Segment Open

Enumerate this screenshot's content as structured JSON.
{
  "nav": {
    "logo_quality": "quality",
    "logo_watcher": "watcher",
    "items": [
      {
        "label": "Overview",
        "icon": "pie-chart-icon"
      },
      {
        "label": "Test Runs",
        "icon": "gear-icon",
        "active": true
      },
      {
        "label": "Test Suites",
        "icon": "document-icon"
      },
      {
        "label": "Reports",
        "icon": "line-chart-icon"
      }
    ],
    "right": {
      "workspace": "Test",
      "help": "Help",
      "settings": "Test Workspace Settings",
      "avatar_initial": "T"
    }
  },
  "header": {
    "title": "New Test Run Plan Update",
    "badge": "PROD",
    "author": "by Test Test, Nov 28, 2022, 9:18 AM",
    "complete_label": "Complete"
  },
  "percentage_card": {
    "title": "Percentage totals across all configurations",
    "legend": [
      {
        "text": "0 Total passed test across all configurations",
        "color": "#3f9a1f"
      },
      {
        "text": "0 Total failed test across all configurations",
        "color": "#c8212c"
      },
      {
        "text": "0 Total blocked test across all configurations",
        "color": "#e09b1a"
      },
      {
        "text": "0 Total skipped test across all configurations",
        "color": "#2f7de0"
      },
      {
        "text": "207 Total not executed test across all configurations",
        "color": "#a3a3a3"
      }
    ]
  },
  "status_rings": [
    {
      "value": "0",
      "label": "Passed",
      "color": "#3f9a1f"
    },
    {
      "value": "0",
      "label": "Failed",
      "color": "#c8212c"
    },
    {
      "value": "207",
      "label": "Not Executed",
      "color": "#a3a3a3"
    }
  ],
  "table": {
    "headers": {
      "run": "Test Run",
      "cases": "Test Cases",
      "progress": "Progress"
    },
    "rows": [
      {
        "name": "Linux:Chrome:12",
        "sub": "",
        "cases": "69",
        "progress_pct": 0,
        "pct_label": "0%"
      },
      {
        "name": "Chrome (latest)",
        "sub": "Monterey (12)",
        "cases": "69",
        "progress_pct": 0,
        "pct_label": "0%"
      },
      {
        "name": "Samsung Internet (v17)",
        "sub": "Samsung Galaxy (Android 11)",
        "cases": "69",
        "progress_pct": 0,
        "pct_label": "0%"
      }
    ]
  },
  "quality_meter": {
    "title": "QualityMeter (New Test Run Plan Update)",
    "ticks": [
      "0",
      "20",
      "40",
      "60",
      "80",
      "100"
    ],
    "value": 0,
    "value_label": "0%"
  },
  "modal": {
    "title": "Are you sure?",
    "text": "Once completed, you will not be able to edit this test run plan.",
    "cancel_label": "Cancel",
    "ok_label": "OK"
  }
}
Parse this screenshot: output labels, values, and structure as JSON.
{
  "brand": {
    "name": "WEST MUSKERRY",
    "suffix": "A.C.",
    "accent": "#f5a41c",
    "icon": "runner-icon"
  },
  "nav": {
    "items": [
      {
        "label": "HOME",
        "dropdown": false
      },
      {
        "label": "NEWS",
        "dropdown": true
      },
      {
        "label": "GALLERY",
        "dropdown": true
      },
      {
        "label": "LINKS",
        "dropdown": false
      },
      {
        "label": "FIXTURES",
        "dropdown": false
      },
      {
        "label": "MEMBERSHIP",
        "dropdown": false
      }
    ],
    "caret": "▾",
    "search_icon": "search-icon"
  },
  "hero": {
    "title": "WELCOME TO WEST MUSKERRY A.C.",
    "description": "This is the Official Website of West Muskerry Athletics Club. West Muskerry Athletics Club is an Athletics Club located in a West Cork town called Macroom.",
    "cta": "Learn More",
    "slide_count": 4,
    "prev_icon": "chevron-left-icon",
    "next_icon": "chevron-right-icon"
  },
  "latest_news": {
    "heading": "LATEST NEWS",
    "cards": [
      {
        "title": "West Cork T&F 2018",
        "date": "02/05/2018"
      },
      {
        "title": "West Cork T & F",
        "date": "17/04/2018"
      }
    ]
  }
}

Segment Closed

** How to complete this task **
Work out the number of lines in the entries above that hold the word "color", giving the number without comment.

** Solution for this problem **
8